100 LEVEL:
The player has very little command of shooting or ballhandling form, and should focus on related drills. This player is not suited for advanced team play.

200 LEVEL:

The player requires more floor game work within a team and one-on-one atmosphere. The player lacks comfort handling ball with head up seeing floor, requires more controlled and relaxed, consistent shooting form, and the ability to anticipate or feint defenders. Passes are telegraphed. On defense, relies more on hands than footwork, uncommunicative, and susceptible to fakes.

300 LEVEL:

The player is developing a sense of creating space to shoot, and working on adjusting form to distance. Able to work without ball for uncontested shots against and among players on similar levels. Growing familiarity with positioning for defense on ball, and boxing out prospective rebounders. Well suited for pickup games, introductory level tournaments and charity games.

Possible shortcomings: scoring with off hand when contested; quickness and fluidity of shooting release, inconsistent ballhandling in transition; limited decision making ability as a contested passer.

400 LEVEL:

The player is fairly consistent shooting medium range contested shots, though not as comfortable adjusting shot angle, ball height, or changing hands on contested drives at basket, depth, pace or altering distance of shots. In strong two-on-two tournament field would be second option.

Possible shortcomings: change of pace dribble not yet “natural”; challenged guarding ambidextrous drivers; sometimes hesitant in scoring position under the goal.

500 LEVEL:

The player has increased comfort with long, medium, and inside shots, including hard drives with the off hand.

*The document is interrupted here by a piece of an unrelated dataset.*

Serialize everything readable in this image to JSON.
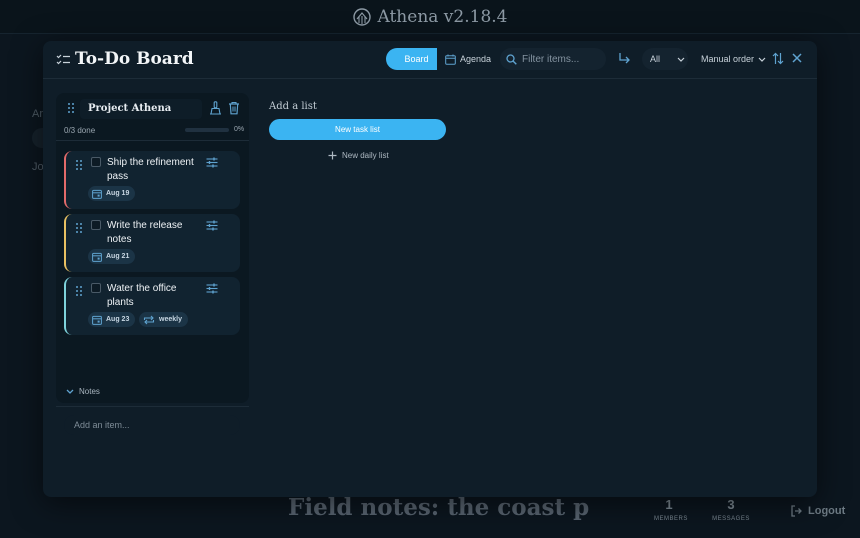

Still not very smooth ball faking or jab stepping to create space for shots in five-on-five situations. Needs more confidence to coordinate footwork and head fakes into sync with wide variety of shots from range of distances and angles. More comfortable driving with dominant hand, and passing with both hands than off dribble. On defense, must master reading screens, switching, and anticipating angle of rebounds.

Possible shortcomings or strengths: Here is the level from which it may be determined the ultimate upside and ceiling of a ballplayer. 500 players seeking to develop further, must incorporate aspects of spacing, observation of tempo, and anticipating opponents’ moves into their games. This is where the cerebral acumen of the player begins to distinguish itself, or does not.

600 LEVEL:

The player has command of a wide range of outside, inside, and medium range shots from a set position, a catch, a contested catch, or off a dribble. The player understands the effect of backspin and rotation on their shots, and shots for potential rebounding.
The player forces turnovers via anticipation, baiting the offensive player, observation of tendencies, or playing passing lanes. May turn basketball over if double teamed or trapped, or if not anticipating same. Sets, and uses screens effectively.

Possible strengths: few mental errors; second shot opportunities, passes well in both transition and half-court.

700 LEVEL:

700 players has control of the ball with either hand in transition and against pressure, has strong footwork demonstrated in change of direction, stutter steps, and spin moves. Has also learned to exploit own strengths, and based on opposition, minimize impact of shortcomings. Open twenty footer from distance is dependable, and still reliable if contested. Does not have the touch or muscle memory to be consistent with shots when altering body position, or when jostled. Energetic defender, including switches.

Possible strengths: can affect game away from ball on offense or defense; cognizant of and able to cover own weaknesses; is an opponent for whom teams must plan.

800 LEVEL:

The player has commanding shooting touch on which their teammates can depend. Is also skilled dribbling and creating offense against pressure, traps, and zones. Player is able to score on reverses, off spins, jumpshoot out of a crossover, one hard dribble jumper, two hard dribble jumper when contested, and free self from defenders with head, ball feints, or feet.
Possible strengths: Strong offensive decision maker, adept team defender in individual or zone sets, skilled passer off dribble, on break, and with either hand. Judges passing angles well.

900 LEVEL:

The player demands defensive attention anywhere beyond half court, as a ballhandler or eventual shooter. Player recognizes teammates, opposition, and floor well enough to largely dictate outcomes during many possessions.

Possible strengths: can hit offensively at any time; can vary strategies and styles of play in competitive situations;  can be depended to score after missed baskets or rebounds under duress.


A 1000 player generally has extensive experience at a level beyond secondary school play (e.g. higher education, military, semiprofessional, international or organized summer), or has obtained a national player ranking in their country. Many 1000’s, in their physical prime, are world class players.

(Developed by Bijan C. Bayne)

Bayne In The N.Y. Times: Should Pete Rose, Barry Bonds & Roger Clemens Be Elected to the Baseball Hall of Fame

Here my latest for the N.Y. Times- whether Pete Rose, Barry Bonds, and Roger Clemens should be admitted into the Baseball Hall of Fame: